■ WORK TO COMPLETE ■
Where in the data below does the word "icon" appear? Copy each line that holds it.

Dataset rows describing interfaces:
....

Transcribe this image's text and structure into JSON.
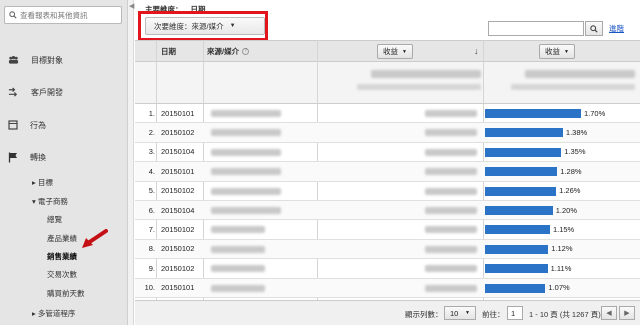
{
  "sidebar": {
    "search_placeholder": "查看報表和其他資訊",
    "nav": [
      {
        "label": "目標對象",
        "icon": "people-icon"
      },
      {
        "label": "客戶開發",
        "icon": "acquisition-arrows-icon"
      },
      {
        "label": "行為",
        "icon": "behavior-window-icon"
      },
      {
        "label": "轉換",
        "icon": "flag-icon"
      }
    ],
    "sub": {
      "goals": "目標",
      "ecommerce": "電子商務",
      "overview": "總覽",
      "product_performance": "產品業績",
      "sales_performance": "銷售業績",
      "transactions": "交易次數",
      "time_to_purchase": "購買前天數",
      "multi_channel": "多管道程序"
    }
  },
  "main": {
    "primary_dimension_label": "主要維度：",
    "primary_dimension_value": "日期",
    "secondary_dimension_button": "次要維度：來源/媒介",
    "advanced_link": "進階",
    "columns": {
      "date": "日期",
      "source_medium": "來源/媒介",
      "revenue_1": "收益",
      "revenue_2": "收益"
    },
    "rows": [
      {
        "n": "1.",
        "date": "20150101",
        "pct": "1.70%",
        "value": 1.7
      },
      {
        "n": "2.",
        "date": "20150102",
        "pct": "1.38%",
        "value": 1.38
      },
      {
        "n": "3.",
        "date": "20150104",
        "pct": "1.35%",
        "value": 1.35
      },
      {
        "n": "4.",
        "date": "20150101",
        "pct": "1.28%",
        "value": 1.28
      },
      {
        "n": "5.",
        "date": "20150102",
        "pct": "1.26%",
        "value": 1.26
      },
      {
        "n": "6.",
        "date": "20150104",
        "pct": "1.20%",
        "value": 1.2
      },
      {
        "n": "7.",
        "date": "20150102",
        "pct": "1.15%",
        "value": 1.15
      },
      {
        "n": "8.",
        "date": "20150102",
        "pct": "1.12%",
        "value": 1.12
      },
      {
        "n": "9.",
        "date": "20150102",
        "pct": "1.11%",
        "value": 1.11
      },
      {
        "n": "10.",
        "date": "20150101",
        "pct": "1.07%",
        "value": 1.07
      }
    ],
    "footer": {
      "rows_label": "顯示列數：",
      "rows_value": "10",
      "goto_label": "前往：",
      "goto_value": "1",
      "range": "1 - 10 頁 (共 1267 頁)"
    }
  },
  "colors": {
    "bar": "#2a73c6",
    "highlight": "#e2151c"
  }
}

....

■ REPLY TO THE TASK ■
        "icon": "people-icon"
        "icon": "acquisition-arrows-icon"
        "icon": "behavior-window-icon"
        "icon": "flag-icon"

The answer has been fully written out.